New York-based artist Ken Okiishi’s recent work tests – and often overwhelms – the technical limits of how we view and circulate art now. Offered here is the latest iteration of his “gesture/data” series, which translates into a portable, personal handheld object of the larger wall-mounted AbEx video “painting” he presented earlier this year in New York at the Whitney Biennial and at Reena Spaulings Fine Art.
For Okiishi, screens are canvases to be (over)loaded with layers of digital and material information. To create this edition, he began by filming the “no signal” blue screen of a common CRT monitor in HD. Given the discrepancy in reception/transmission rates, the videocamera, seeing more than it should, distorted the original Klein-esque monochrome recording a pixelated array of “too much information”. Compressed as an MP4 file (the current standard for video sharing), the video is presented here on a smartphone-size screen housed by an empty box.

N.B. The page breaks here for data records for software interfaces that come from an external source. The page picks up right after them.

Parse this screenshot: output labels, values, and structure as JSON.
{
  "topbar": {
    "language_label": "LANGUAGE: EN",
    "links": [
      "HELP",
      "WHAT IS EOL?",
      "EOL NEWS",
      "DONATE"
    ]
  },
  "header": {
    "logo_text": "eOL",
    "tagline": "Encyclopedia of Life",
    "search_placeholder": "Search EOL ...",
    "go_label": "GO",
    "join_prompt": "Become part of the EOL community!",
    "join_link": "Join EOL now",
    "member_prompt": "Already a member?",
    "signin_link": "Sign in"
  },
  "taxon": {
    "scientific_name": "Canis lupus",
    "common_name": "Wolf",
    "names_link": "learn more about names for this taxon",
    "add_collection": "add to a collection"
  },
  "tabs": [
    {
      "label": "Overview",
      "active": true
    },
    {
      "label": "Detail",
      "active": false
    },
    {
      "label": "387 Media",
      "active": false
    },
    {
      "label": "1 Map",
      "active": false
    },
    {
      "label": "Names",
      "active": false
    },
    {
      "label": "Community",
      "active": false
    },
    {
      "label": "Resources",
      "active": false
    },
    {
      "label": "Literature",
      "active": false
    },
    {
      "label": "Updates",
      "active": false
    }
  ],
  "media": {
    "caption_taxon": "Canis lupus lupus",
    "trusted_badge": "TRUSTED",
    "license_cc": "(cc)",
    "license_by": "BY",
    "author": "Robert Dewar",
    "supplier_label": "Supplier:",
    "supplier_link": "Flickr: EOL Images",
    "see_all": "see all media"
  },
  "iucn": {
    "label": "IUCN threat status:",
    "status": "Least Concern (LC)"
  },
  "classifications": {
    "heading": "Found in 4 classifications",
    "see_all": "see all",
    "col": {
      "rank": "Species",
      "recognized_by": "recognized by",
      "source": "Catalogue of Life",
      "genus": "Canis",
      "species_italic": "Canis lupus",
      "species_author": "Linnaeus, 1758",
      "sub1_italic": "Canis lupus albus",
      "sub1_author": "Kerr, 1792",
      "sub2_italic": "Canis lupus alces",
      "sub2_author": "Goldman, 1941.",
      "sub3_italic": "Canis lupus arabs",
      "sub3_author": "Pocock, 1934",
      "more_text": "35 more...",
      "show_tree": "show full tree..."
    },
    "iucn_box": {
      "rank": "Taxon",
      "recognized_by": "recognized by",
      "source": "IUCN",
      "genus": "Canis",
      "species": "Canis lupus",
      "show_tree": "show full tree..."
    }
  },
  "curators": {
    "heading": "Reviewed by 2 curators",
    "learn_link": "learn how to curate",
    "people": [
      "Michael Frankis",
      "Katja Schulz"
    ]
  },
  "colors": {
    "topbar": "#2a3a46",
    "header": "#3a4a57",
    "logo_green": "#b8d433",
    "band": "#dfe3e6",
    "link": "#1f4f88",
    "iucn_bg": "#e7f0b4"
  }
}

The surface of each device has been directly handpainted “by the artist” in green chroma key paint—a material used to knock out backgrounds in film postproduction so that new imagery can be grafted in. Okiishi, however, applies this paint chiefly to reassert the void, and without the intention or even possibility of inserting any image in its place.
His painterly gesture thus destroys the digital image and with it, the data’s carrier, the screen. Like a music box, this piece operates only when open, the full spectacle of the stage/art gallery configured specifically for personal viewing.
Chroma Key video paint on screen embedded in box, HD transferred to MP4 (color, silent), closed: 16 × 22.3 × 5 cm, open: 36 × 22.3 × 5.5 cm, Edition: 100 + 20 A.P., numbered and signed inside; € 350.– plus shipping.